Our tame freelance motoring journo, Jamie Fretwell can see why drivers might want to be using dash-cams though. He said: “Cyclists and motorists have to share Britain's roads, and perhaps drivers have seen an increasing number of cyclists armed with helmet cameras and decided to play them at their own game.

“The only cyclists who will complain about motorists filming them are those who are jumping red lights or breaking the rules of the road. Those who have nothing to hide needn't worry about being filmed.“

So can we expect lots of video evidence helping police nail bad drivers and erven bad cyclists? Drivers relying on dash-cam footage might be in for frustration and disappointment if the experiences of cyclists with helmet cam evidence are anything to go by.

At the end of last week, Chi Yong La was told by the Metropolitan Police that they planned to take no action against the moped rider who allegedly attempted to kick Chi off his bike on January 16, even though Chi had clear helmetcam footage of the incident. Police said a “lack of independent witnesses” meant there was no “realistic prospect of achieving a successful prosecution”.

The police have as yet taken no action against the passenger of a white Audi who appears to have pushed a rider off his bike in Farringdon two weeks ago. Helmetcam footage of the incident from a witness clearly shows the car’s registration, and the rider involved has made a complaint, but a police spokesman said no arrest has been made.

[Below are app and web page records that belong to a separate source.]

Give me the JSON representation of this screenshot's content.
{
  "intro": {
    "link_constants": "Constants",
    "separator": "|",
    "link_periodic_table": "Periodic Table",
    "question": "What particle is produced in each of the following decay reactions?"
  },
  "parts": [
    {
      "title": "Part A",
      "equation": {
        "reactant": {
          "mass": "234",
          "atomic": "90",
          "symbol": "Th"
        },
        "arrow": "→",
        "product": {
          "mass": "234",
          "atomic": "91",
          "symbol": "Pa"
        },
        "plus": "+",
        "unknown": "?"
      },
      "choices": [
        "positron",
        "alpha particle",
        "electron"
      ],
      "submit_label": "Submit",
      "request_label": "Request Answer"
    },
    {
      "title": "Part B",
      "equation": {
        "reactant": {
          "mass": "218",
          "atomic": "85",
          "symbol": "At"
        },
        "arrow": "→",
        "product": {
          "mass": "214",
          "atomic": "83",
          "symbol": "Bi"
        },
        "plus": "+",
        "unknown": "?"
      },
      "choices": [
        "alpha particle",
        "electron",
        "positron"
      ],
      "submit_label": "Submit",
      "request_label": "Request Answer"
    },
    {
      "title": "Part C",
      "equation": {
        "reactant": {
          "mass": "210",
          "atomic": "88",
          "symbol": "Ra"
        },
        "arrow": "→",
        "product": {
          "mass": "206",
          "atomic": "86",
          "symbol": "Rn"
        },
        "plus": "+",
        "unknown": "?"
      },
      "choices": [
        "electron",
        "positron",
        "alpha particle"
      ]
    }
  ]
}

In 2010, the authorities declined to take action against a driver caught on camera threatening to kill cyclist Martin Porter. Martin is also a senior lawyer who blogs as the Cycling Silk, but it nevertheless took two formal complaints about the handling of the incident before a prosecution occurred. The driver, Scott Lomas, was fined £250 and ordered to pay a £15 victim surcharge as well as costs of £300 after pleading guilty to the offence of using threatening or abusive words or behaviour within the hearing or sight of a person likely to be caused harassment, alarm or distress.

Our official grumpy Northerner, John has been riding bikes for over 30 years since discovering as an uncoordinated teen that a sport could be fun if it didn't require you to catch a ball or get in the way of a hulking prop forward.

Road touring was followed by mountain biking and a career racing in the mud that was as brief as it was unsuccessful.

Somewhere along the line came the discovery that he could string a few words together, followed by the even more remarkable discovery that people were mug enough to pay for this rather than expecting him to do an honest day's work. He's pretty certain he's worked for even more bike publications than Mat Brett.

The inevitable 30-something MAMIL transition saw him shift to skinny tyres and these days he lives in Cambridge where the lack of hills is more than made up for by the headwinds.